Space shuttle Discovery is rolled out of Orbiter Processing Facility (OPF)-1 on March 9, 2012, after her transition and retirement operations were completed.
NASA / Jim Grossmann

Space shuttle Discovery is about to come head-to-head with sister ship Atlantis after she was rolled out of the VAB on March 9, 2012.
NASA / Jim Grossmann

KSC workers towing Discovery wait while Atlantis heads for OPF-1 on March 9, 2012.
NASA / Jim Grossmann

Space shuttle Discovery heads for the VAB while Atlantis prepares to enter OPF-1 on March 9, 2012.
NASA / Jim Grossmann

Space shuttle Discovery is about to enter the VAB for temporary storage on March 9, 2012.
NASA / Jim Grossmann

Wednesday, March 7, 2012

The Forward Reaction Control System (FRCS) is about to be re-installed onto space shuttle Endeavour on February 8, 2012.
NASA / Dimitri Gerondidakis

Snapshots of Endeavour... Inside Orbiter Processing Facility-2 at NASA's Kennedy Space Center in Florida, Endeavour continues to undergo transition and retirement activities prior to being sent to her final retirement home in downtown Los Angeles later this fall.

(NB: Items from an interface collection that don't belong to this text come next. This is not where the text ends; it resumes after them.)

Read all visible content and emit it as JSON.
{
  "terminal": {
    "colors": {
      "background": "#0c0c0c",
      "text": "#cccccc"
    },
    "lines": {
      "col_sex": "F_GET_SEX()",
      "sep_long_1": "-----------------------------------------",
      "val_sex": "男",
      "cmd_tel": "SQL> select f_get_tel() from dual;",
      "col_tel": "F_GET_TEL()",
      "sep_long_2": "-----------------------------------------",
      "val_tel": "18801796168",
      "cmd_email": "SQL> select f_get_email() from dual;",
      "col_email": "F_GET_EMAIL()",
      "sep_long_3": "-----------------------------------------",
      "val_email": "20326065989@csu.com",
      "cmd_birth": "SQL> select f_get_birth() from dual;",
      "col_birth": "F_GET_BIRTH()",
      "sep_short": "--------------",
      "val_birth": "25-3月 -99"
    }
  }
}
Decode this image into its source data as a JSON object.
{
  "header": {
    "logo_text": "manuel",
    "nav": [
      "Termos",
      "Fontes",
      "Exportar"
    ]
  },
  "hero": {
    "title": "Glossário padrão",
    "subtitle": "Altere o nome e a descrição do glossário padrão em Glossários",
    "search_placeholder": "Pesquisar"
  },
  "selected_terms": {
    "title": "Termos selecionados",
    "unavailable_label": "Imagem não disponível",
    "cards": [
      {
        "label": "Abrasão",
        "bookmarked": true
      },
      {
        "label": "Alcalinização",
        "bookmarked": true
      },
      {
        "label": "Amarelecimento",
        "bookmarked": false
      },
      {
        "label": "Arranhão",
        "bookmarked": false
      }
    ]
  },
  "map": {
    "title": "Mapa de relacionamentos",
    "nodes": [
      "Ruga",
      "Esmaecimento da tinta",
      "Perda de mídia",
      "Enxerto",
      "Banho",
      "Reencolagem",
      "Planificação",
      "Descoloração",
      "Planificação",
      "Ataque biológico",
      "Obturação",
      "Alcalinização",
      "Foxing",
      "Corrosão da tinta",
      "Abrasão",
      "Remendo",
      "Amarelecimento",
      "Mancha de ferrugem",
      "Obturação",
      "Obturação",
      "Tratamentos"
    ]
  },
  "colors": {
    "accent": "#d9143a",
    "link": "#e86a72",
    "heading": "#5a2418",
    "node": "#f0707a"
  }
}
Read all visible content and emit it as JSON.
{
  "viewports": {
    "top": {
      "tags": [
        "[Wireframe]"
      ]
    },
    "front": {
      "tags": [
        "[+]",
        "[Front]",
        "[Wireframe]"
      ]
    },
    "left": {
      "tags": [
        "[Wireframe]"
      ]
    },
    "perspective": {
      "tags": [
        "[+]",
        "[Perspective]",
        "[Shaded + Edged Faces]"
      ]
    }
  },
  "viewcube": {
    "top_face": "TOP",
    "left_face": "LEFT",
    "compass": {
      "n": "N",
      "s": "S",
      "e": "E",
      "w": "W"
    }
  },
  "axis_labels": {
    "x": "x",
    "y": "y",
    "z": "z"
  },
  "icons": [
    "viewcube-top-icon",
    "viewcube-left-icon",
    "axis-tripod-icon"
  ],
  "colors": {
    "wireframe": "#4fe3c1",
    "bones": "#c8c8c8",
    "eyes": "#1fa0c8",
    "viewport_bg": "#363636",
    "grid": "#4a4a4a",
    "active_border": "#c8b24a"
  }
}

Endeavour is scheduled to be flown to Southern California and transported (via side streets from Los Angeles International Airport) to the California Science Center, the museum where NASA's youngest orbiter will go on permanent public display, by this September.

Members of the news media take a look at Endeavour's payload bay during a special photo op for the shuttle on March 7, 2012.
NASA / Kim Shiflett

A news reporter interviews a KSC worker in front of Endeavour's engine compartment during a special photo op for the shuttle on March 7, 2012.
NASA / Kim Shiflett

The FRCS is about to be re-installed onto space shuttle Endeavour on February 8, 2012.
NASA / Dimitri Gerondidakis

The FRCS is re-installed onto space shuttle Endeavour on February 8, 2012.
NASA / Dimitri Gerondidakis

The FRCS is re-installed onto space shuttle Endeavour on February 8, 2012.
NASA / Dimitri Gerondidakis

Monday, March 5, 2012

Image of the Day... Here's a nice, simple illustration depicting the Orion Multi-Purpose Crew Vehicle soaring in orbit above Mars.

An artist's concept depicting the Orion Multi-Purpose Crew Vehicle soaring in orbit above Mars.
NASA

Saturday, March 3, 2012

Orion Update... Here are more photos from February 29's successful parachute test:

An Orion model is deployed from a C-17 aircraft for a parachute deployment test on February 29, 2012.
NASA

The Orion model falls away from the C-17 as parachutes begin to deploy from the spacecraft on February 29, 2012.
NASA

Parachutes deploy from the Orion model as it free falls to the ground on February 29, 2012.
NASA

The three main chutes are about to be deployed from the Orion model on February 29, 2012.
NASA

The three main chutes successfully deploy from the Orion model on February 29, 2012.
NASA

The Orion model safely touches down at the Yuma Proving Ground in Arizona following the successful parachute deployment test on February 29, 2012.
NASA